Description of the task: In the entries below, every line with the string "arrow" is to be reported.

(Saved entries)
======
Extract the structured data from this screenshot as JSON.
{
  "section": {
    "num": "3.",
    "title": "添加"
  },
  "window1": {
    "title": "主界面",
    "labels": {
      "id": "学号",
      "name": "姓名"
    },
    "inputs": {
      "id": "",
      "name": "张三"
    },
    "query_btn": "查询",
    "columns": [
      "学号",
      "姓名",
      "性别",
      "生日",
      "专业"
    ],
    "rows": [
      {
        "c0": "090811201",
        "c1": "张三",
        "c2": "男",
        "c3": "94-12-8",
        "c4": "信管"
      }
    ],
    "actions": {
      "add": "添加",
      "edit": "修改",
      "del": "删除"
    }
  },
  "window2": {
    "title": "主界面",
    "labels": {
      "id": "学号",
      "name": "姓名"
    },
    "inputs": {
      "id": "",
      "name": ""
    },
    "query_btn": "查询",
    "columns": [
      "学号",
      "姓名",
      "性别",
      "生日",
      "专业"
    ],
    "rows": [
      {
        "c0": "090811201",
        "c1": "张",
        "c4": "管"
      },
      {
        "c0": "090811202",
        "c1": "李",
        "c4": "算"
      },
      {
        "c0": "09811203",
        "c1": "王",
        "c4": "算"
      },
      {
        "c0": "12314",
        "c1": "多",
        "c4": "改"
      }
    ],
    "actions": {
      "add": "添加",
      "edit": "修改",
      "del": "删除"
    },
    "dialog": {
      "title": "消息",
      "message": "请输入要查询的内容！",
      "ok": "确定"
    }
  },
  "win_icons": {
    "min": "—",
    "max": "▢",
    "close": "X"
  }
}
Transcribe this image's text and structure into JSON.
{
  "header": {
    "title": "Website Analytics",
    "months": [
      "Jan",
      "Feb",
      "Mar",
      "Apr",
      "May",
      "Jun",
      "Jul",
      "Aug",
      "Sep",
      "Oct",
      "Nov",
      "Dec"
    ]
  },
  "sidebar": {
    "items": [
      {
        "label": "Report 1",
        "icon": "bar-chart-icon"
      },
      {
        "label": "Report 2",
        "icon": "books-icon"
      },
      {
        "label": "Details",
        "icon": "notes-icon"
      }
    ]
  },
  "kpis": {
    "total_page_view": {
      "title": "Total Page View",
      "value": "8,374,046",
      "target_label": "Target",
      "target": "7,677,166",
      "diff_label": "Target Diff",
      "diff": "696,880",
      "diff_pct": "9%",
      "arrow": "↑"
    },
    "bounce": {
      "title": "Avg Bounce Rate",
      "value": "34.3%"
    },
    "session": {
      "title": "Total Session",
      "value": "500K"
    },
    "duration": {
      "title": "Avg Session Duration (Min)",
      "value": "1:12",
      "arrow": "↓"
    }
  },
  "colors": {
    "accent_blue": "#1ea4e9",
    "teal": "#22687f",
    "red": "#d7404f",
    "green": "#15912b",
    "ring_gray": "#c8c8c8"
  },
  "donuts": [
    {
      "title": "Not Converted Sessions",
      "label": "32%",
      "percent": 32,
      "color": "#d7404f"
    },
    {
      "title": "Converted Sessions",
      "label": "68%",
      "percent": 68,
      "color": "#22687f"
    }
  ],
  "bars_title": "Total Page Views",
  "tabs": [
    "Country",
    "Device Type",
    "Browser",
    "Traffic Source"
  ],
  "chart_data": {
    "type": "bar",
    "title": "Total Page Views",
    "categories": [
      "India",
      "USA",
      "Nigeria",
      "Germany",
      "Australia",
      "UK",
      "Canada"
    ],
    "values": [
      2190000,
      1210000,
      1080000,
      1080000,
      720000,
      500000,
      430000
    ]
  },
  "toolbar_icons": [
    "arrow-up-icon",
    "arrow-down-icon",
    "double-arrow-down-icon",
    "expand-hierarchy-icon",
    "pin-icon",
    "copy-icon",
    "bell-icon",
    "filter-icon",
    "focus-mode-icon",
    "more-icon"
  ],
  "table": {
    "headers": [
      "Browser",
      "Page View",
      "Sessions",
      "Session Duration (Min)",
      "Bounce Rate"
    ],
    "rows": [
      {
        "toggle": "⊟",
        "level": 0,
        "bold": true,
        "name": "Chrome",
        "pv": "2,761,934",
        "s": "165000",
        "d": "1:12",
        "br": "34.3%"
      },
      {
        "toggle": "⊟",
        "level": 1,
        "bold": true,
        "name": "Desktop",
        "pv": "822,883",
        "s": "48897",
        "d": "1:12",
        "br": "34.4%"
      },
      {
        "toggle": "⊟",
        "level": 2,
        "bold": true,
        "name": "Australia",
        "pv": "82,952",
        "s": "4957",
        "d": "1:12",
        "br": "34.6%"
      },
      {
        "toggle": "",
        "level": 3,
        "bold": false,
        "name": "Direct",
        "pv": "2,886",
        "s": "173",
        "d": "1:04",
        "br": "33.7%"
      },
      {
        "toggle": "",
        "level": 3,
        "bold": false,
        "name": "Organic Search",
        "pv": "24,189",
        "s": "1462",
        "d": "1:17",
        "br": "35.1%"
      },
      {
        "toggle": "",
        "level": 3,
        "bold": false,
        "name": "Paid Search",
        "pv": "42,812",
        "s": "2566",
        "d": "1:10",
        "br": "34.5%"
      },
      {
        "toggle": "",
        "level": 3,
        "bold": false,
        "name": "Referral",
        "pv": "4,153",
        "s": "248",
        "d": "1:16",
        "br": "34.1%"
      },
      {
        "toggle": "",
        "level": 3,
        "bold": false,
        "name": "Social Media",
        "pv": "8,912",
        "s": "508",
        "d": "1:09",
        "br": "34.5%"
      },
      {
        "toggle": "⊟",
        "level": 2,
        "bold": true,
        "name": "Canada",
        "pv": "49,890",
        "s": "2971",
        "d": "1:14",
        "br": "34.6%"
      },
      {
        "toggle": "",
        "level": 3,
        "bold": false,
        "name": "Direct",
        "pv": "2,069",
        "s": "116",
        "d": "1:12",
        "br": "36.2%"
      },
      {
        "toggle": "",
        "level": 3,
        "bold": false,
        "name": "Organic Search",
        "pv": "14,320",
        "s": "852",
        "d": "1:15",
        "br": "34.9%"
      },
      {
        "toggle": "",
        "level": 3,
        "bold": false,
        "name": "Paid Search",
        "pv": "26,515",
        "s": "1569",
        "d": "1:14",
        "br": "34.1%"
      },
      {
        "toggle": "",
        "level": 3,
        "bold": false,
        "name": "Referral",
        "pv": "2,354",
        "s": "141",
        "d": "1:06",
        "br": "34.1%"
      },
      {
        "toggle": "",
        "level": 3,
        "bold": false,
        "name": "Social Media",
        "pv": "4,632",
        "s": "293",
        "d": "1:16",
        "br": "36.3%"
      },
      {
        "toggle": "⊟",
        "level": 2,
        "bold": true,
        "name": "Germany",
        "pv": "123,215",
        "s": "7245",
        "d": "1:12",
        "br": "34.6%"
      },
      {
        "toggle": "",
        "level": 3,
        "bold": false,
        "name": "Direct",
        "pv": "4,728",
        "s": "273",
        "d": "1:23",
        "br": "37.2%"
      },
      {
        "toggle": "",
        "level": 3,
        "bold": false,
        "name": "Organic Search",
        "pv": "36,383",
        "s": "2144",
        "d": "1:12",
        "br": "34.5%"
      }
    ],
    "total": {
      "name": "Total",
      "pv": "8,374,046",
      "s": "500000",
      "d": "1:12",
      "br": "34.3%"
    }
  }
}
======
Result:
      "arrow": "↑"
      "arrow": "↓"
    "arrow-up-icon",
    "arrow-down-icon",
    "double-arrow-down-icon",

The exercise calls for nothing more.